More awkward to deal with are the calls that come my way to boycott Amazon, in support of members of ver.di, the German trade union, who work at the beast's European distribution facilities.
Trouble is, the boycott call is not coming from the union. Worse, it downright contradicts ver.di's strategy of flash one-day strikes, strikes that cost Amazon money but stop short of pushing it into moving its cheap and portable facilities out of Germany.
At this year's LabourStart Global Solidarity Conference, which took place in Berlin, we had our usual correspondents' meeting. Once again we debated our policy of running a campaign only when a union requests or endorses it, or when one of perhaps three NGOs we like, Canada's Maquila Solidarity Network being one, asks us to.
The vote was close, but the policy stands. With good reason, in my view. When one of those "anybody can run one" campaign or petition sites sends you an appeal, look, as we used to say, for the union bug.
Hashtag hijacking, tweeting under a trending hashtag to serve your own agenda, is something I've seen mostly in a prankish context. Good folks, for example, grabbing the hashtag for a Tory event and overwhelming Harperites with a huge number of tweets.

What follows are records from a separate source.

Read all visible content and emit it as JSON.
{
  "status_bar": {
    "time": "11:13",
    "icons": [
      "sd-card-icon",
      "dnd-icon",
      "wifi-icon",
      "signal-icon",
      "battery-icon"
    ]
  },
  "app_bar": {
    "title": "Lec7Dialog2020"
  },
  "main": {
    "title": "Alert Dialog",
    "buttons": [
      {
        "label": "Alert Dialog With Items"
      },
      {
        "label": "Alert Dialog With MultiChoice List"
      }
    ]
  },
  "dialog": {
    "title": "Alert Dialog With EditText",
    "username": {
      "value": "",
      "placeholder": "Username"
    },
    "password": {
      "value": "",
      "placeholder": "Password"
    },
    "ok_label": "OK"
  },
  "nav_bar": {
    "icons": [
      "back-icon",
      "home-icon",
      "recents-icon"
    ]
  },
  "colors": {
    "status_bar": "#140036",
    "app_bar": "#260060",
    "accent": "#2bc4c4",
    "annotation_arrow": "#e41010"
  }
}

But earlier this year I came across the UK charity Leonard Cheshire Disability, who piggybacked a hashtag created by striking tube workers in London and used it to highlight just how inaccessible many tube stations are for people who use wheelchairs.
Normally I'd be banging the drum for the union (no surprise there, I hope) but, in this case, the effect was positive without, as far as I can tell, detracting from the union's message.

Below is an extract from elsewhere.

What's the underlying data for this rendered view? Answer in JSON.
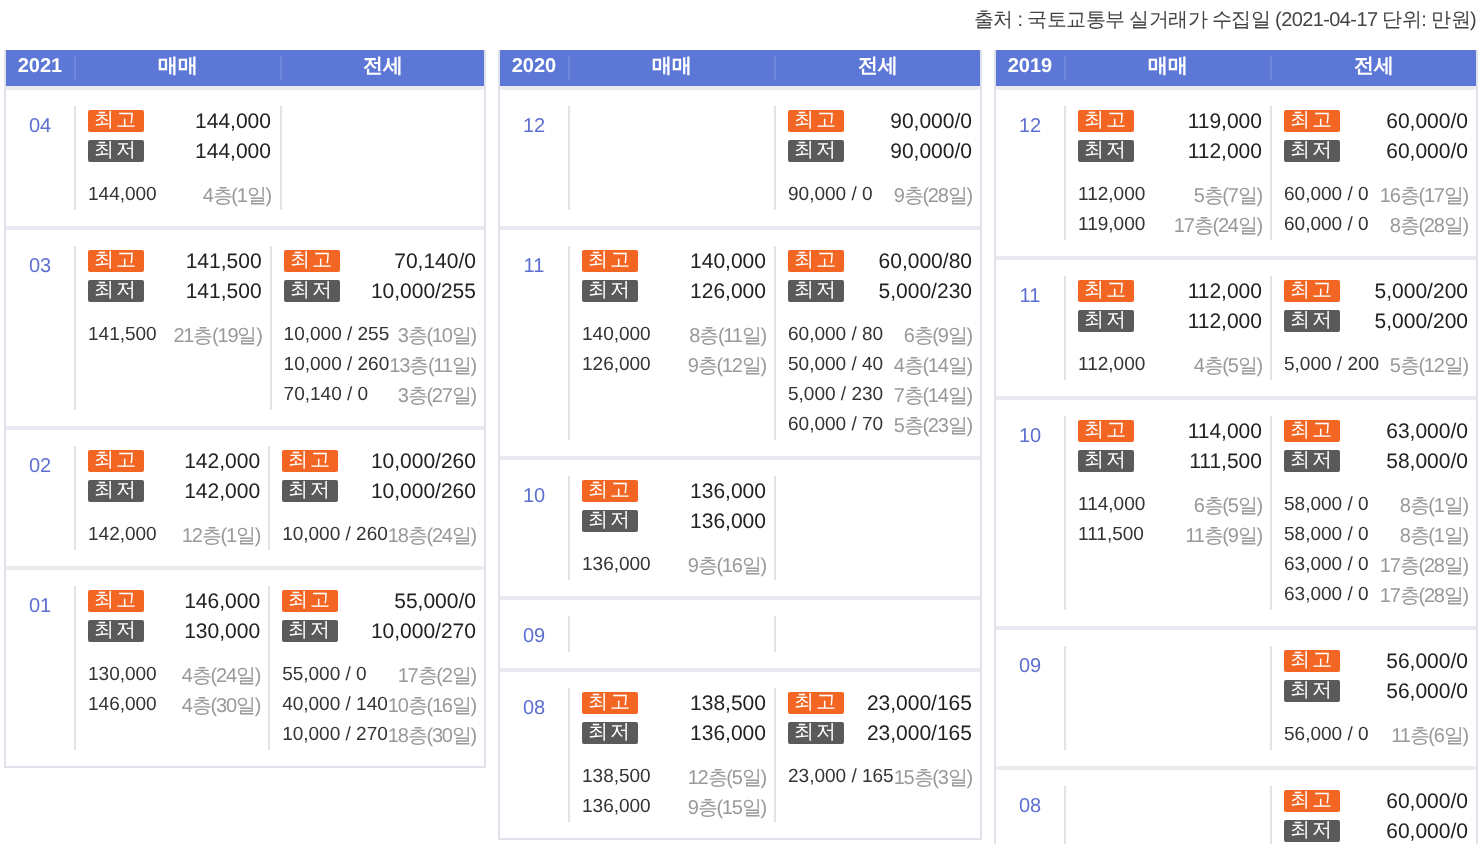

Judge for yourself; not everyone agrees with me (shocking, I know). And while you're at it, consider what another couple of charities did with the same hashtag.
Hashtag hijacking is an underused tactic. Hell, half the school principals I know of have an official Twitter feed and use hashtags, at least occasionally, so parents can easily track things happening in their kids' schools. I have not heard once of a union (individual members are a different story) hijacking those hashtags. There is some productive fun to be had for those who are a dab hand on the tweet button.
FACEBOOK'S FAST ONE
Are you using Facebook to push your union's agenda? Have you been noticing little messages from the Big Bad Book telling you to "boost" your posts so you'll reach more people?
Well, since Facebook changed its algorithms to shrink the organic reach of Pages, chances are your posts aren't even reaching the folks who follow you. Facebook is squeezing the stone bloody. Doing what you used to be able to do using Facebook as your primary social media tool is about to become pricey.
That's why you should stay focused on your website and email list rather than committing significant resources to new platforms as they come along.
Online campaigners have been harping for years: we need to own our platforms and tools. Your website and your mailing list are yours — no one and nothing, not even the Canadian Anti-Spam Law (famous last words), can take them away from you.